516 CHAPTER 13

Grief over Time. Most research on how people react to the death of a loved one is cross-sectional. This work shows that grief tends to peak within the first 6 months following the death of a loved one (Maciejewski et al., 2007). However, some work has been done to examine how people continue griev­ing many years after the loss. Some widows show no sign of lessening of grief after five years (Kowlaski & Bondmass, 2008). Rosenblatt (1996) reported that people still felt the effects of the deaths of family members 50 years after the event. The depth of the emotions over the loss of loved ones never totally went away, as people still cried and felt sad when discussing the loss despite the length of time that had passed.

Norris and Murrell (1987) conducted one of the best longitudinal studies of older adults’ grief work; three interviews were conducted before the death and one after. Among bereaved families, overall family stress increased before the death and then decreased. The level of stress experienced by these families was highest in the period right around the death. Moreover, bereavement was the only sig­nificant predictor of family stress, meaning that the anticipation and experience of bereavement caused stress.

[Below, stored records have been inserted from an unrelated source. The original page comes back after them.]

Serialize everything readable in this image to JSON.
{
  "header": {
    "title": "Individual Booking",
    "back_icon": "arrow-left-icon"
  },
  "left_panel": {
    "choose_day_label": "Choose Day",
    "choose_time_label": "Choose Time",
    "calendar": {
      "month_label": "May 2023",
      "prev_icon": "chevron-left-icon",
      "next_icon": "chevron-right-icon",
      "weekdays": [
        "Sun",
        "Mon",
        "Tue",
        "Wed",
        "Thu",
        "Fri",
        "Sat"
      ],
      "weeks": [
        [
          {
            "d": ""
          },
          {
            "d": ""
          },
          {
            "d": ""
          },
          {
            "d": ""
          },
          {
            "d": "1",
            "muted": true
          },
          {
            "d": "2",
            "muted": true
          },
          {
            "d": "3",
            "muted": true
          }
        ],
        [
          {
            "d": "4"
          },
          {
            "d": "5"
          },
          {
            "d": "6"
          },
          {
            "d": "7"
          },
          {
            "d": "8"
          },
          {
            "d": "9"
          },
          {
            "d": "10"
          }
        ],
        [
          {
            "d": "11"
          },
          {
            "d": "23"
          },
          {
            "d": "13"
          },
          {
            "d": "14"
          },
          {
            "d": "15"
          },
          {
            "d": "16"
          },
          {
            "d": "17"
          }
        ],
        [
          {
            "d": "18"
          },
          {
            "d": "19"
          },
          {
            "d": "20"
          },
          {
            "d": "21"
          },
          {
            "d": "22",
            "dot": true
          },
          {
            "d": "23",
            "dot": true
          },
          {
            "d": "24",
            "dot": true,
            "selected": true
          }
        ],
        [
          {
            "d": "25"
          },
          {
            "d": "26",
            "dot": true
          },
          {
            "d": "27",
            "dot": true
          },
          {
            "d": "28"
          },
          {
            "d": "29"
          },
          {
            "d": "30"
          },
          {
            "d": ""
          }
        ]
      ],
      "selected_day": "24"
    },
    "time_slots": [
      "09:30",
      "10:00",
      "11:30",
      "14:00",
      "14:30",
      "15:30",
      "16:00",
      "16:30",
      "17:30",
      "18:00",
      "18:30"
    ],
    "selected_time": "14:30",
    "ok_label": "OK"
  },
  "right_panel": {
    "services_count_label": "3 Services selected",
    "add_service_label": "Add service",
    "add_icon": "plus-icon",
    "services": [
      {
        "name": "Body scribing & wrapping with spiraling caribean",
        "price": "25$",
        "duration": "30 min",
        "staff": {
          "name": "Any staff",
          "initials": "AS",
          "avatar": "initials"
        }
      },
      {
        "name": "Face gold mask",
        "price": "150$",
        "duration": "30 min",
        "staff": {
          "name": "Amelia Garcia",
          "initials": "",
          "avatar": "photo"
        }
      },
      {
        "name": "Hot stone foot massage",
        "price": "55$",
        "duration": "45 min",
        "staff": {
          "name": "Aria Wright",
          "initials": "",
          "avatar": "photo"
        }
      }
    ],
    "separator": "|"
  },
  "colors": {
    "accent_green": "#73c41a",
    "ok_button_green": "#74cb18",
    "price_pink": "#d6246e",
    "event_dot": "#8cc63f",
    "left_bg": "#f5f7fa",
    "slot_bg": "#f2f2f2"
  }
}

Even more interesting were the findings con­cerning the relationship between health and stress. As shown in Figure 13.4, bereaved individuals who reported stress before the death were in poorer health before the death than were bereaved per­sons who were not experiencing stress. However, as shown in Figure 13.5, bereaved individuals report­ing prior stress showed a significant drop in physi­cal symptoms 6 months after the death; bereaved persons reporting no prior stress reported a slight increase. The net result was that both groups ended up with about the same level of physical symptoms 6 months after bereavement. These findings also have important implications for interventions. That is, interventions aimed at reducing stress or pro­moting health may be more effective if performed before the death. In addition, because health prob­lems increased only among those in the bereaved group who felt no stress before the death, it may be that the stress felt before the death is a product of anticipating it. Lundin (1984) also found it to be the

Bereaved group Nonbereaved group

S Mostly bad § Slightly bad

18 months12 months 6 months Death 6 months 12 months
before before before interval after after

Figure 13.4 Average level of family stress of bereaved and nonbereaved older adults.

Source: Norris, F. N., & Murrell, S. A. (1987). Older adult family stress and adaptation before and after bereavement. Journal of Gerontology, 42, 609. Reprinted by permission.


case that health problems increased only for those bereaved individuals experiencing sudden death.

Religiosity is thought to provide a support mech­anism for people following the loss of a loved one. Research evidence for this belief is mixed. Some studies (e. g., Nelson, 2001) show that religi­osity has no effect on the duration of grief. Other research points to a different conclusion. For exam­ple, Latino men who practice their religion openly show lower levels of grief than do Latino men who are not openly religious or European American men (Sera, 2001). Varying religious practices among the Caribbean island cultures strongly influence dem­onstrations of grief (Marshall & Southerland, 2008). Bereavement counselors also report better outcomes when religious or spiritual issues are included in the therapeutic process (Golsworthy & Coyle, 2001). Clearly, more and more carefully designed research is needed in order to understand the role that survi­vors’ religious beliefs play in grief.